A lot of people, female and male, spent a lot of effort during the twentieth century to try to ensure that anyone, regardless of race or sex, could get a quality education. Whenever a school was faced with having to remove barriers, the arguments of tradition and degradation of the college experience were trotted out routinely. Just as routinely, these arguments were tossed aside to provide opportunities to more students.
It's not that there aren't situations were men-only or women-only isn't okay. Men and women occasionally need to be in groups of just their own gender to talk freely, belch if they want to, scratch in places that aren't allowed in mixed company, and so on. But that doesn't work in the work place, in the voting booth, or in education.

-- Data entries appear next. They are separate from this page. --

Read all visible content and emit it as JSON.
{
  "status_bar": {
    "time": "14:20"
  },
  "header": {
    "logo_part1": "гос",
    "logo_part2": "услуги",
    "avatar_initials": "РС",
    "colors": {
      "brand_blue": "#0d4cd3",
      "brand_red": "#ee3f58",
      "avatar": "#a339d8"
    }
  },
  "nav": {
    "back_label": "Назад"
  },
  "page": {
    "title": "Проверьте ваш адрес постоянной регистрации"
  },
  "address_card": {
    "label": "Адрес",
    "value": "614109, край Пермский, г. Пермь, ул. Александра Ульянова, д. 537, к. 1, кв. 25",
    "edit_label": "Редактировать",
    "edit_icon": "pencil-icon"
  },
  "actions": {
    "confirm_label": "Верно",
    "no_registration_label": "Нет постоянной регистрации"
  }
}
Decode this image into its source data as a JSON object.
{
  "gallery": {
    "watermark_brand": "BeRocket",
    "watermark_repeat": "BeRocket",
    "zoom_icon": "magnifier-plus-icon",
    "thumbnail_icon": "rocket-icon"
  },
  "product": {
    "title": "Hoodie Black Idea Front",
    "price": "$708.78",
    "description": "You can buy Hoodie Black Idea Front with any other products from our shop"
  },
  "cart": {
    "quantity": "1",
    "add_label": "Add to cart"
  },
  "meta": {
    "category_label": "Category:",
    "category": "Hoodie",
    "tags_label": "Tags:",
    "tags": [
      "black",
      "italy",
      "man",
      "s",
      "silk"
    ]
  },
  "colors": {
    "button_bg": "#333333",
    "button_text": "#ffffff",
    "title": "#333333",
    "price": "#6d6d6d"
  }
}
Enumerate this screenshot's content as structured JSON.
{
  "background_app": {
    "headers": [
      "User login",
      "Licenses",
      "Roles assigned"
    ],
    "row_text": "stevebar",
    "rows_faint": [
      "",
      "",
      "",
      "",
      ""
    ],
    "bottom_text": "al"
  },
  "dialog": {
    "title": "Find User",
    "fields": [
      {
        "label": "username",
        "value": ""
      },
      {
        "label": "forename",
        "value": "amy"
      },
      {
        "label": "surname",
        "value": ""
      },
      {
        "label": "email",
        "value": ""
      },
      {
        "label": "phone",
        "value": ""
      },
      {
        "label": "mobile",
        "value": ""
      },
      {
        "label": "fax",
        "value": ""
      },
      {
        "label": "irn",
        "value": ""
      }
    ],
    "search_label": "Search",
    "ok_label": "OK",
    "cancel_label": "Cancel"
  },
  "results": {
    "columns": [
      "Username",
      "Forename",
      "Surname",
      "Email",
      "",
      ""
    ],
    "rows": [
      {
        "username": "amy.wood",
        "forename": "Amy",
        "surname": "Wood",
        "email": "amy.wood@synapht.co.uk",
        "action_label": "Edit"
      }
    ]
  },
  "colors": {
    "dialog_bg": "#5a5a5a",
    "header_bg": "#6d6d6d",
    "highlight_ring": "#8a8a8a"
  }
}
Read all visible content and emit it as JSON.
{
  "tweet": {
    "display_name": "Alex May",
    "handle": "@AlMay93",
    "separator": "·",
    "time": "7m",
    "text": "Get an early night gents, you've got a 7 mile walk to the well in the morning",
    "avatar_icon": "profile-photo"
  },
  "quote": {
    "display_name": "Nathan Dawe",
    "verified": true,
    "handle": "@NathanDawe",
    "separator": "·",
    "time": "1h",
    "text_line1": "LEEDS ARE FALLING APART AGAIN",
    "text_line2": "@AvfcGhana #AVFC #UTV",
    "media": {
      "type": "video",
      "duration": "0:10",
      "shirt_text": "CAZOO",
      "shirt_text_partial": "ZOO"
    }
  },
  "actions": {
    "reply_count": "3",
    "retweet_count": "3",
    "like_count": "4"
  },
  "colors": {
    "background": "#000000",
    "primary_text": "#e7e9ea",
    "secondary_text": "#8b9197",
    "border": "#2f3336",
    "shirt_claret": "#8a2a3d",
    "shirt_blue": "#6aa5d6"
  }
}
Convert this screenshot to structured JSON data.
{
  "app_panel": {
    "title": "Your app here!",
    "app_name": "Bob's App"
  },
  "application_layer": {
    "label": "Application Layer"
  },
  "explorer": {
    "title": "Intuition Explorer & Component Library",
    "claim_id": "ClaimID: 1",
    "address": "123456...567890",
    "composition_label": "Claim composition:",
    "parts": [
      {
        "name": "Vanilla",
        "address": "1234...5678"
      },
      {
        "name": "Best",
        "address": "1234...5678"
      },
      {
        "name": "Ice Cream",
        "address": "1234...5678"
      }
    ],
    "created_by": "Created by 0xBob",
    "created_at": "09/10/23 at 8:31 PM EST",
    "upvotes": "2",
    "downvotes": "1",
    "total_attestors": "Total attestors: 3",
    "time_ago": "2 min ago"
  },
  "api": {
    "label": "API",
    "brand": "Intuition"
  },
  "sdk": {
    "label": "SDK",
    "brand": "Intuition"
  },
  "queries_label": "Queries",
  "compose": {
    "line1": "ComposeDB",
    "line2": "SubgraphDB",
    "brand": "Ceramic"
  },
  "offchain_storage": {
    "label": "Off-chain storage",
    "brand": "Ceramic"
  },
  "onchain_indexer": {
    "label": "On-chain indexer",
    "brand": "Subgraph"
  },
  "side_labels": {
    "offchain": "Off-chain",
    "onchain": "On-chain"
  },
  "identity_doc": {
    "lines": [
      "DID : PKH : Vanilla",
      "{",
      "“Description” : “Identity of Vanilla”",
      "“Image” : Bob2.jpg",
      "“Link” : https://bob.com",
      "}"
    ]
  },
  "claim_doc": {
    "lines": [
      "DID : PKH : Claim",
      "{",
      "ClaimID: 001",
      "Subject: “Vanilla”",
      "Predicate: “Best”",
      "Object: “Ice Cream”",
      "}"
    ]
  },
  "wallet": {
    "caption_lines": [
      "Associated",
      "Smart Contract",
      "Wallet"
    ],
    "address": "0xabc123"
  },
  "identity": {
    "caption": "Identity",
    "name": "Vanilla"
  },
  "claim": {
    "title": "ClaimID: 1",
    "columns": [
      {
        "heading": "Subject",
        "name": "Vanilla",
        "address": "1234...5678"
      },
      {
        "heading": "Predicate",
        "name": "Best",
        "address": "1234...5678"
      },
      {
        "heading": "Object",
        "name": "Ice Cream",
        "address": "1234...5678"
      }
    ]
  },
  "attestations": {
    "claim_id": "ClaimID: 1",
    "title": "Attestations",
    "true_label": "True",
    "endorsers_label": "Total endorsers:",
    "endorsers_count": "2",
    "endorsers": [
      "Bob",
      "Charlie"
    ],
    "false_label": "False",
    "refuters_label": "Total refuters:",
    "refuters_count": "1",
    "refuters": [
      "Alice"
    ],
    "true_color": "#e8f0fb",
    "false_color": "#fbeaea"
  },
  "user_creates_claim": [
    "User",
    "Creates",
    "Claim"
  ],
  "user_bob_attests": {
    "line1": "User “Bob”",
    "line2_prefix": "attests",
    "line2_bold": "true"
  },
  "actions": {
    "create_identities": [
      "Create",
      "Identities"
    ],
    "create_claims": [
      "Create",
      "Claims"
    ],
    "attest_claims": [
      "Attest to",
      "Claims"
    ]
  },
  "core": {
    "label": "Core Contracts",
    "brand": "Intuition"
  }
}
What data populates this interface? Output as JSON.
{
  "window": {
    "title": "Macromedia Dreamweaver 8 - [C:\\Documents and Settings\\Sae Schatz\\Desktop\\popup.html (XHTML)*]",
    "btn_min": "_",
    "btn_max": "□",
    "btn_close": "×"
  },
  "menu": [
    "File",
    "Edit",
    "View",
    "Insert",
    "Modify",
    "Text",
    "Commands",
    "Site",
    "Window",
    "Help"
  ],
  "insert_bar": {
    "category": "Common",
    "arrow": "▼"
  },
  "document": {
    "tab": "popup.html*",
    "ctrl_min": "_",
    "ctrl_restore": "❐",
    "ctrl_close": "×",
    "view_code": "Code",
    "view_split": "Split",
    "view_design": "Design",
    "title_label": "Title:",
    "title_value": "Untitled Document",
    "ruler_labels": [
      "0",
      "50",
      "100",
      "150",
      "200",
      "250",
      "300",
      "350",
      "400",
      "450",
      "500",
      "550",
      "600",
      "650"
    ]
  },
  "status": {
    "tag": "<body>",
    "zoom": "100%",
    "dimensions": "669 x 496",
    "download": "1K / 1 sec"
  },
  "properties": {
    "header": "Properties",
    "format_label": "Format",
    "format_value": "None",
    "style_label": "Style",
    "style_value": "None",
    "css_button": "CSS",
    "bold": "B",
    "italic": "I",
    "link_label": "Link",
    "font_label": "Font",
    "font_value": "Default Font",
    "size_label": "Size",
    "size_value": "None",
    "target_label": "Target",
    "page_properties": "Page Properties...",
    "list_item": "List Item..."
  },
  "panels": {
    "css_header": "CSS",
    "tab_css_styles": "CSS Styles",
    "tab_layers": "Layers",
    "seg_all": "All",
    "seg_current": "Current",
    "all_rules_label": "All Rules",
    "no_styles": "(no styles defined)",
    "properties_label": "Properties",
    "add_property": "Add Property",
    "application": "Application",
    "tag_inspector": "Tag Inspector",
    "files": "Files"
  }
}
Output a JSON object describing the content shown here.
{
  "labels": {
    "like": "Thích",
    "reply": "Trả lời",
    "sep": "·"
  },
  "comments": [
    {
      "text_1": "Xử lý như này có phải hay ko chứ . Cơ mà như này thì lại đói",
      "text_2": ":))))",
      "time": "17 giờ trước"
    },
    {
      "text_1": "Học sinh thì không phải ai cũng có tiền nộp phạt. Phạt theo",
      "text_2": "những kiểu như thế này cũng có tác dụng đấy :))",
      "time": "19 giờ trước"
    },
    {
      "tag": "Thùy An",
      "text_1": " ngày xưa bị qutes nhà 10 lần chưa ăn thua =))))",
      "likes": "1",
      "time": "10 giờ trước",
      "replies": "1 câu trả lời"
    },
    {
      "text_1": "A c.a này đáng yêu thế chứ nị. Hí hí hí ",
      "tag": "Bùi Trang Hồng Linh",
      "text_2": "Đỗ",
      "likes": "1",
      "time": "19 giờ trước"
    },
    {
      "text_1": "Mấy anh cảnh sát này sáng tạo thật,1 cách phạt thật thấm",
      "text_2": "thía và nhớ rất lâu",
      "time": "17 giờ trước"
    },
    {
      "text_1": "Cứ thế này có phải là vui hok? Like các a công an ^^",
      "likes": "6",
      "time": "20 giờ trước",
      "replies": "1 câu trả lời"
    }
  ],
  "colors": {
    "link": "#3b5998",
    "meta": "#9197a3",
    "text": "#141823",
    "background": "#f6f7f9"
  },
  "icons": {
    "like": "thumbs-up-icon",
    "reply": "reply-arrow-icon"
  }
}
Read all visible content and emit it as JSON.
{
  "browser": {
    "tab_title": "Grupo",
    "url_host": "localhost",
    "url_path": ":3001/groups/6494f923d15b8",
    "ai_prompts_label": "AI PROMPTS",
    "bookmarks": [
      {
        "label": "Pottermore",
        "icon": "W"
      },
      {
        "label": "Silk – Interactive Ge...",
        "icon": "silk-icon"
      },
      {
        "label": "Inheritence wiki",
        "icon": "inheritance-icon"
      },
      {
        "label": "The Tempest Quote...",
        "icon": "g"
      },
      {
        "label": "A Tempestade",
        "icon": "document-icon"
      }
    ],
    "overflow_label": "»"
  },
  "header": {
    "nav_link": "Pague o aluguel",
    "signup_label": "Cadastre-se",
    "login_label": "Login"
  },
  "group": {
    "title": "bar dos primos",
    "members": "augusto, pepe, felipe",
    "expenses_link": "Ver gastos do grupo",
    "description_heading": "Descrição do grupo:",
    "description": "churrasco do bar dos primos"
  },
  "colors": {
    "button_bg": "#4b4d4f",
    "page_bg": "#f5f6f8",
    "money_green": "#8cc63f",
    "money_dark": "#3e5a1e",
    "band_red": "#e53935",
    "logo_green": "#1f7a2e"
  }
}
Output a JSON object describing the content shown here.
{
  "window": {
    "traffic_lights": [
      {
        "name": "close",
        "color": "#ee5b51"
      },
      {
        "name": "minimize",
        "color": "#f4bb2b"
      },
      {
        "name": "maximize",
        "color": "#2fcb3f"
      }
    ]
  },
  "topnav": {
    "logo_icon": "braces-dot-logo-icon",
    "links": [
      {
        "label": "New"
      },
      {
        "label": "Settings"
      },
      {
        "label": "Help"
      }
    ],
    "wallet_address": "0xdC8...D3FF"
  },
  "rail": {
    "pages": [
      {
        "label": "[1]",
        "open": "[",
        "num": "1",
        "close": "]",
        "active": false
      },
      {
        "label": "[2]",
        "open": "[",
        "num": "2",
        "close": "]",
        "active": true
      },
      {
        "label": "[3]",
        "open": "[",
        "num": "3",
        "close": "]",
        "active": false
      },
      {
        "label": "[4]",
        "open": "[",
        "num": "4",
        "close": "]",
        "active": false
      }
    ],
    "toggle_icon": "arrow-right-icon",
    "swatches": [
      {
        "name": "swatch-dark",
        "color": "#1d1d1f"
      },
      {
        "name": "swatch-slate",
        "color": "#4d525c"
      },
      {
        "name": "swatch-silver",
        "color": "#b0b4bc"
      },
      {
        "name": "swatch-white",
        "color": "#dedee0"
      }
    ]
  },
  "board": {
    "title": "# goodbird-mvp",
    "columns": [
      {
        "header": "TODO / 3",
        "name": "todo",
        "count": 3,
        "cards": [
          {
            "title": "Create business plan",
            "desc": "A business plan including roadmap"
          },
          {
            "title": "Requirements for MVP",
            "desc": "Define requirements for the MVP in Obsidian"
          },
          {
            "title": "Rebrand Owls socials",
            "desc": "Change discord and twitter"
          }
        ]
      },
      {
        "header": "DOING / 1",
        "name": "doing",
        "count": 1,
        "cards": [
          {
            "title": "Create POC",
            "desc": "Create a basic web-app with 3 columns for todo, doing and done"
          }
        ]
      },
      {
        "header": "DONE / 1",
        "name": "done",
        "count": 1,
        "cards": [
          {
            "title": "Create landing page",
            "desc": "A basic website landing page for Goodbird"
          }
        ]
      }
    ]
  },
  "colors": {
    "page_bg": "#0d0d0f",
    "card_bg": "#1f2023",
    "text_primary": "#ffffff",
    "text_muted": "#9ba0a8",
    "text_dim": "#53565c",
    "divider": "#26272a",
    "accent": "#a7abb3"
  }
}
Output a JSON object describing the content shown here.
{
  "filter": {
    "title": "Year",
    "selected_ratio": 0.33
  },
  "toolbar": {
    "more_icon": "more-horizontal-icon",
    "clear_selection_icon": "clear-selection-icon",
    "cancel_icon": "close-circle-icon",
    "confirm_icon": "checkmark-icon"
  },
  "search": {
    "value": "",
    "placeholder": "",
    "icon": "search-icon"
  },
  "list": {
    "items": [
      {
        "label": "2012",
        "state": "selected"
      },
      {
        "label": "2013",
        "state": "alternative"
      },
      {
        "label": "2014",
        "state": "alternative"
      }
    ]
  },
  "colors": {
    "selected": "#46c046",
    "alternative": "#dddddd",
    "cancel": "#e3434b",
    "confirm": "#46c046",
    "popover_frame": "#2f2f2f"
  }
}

The real world is full of interactions between men and women. An educational environment that supposedly prepares women for that world yet excludes men is not preparing them for anything. Perhaps going out of business isn't such a bad thing then.
But that's wrong. I like the idea of lots of different colleges, and I think the idea of one going under is tragic. If RMHC can continue and even grow by adding men to the student body, then the trustees are doing a disservice to the school if they don't go that route.
The trustees also face another problem. Once Randolph-Macon Women's College goes co-ed, they would have to drop “Women's” from their name. It turns out that there already is a co-ed school called Randolph-Macon College. That Randolph-Macon for many years did not admit women.
I tell you, the irony is so thick you could cut it with a knife.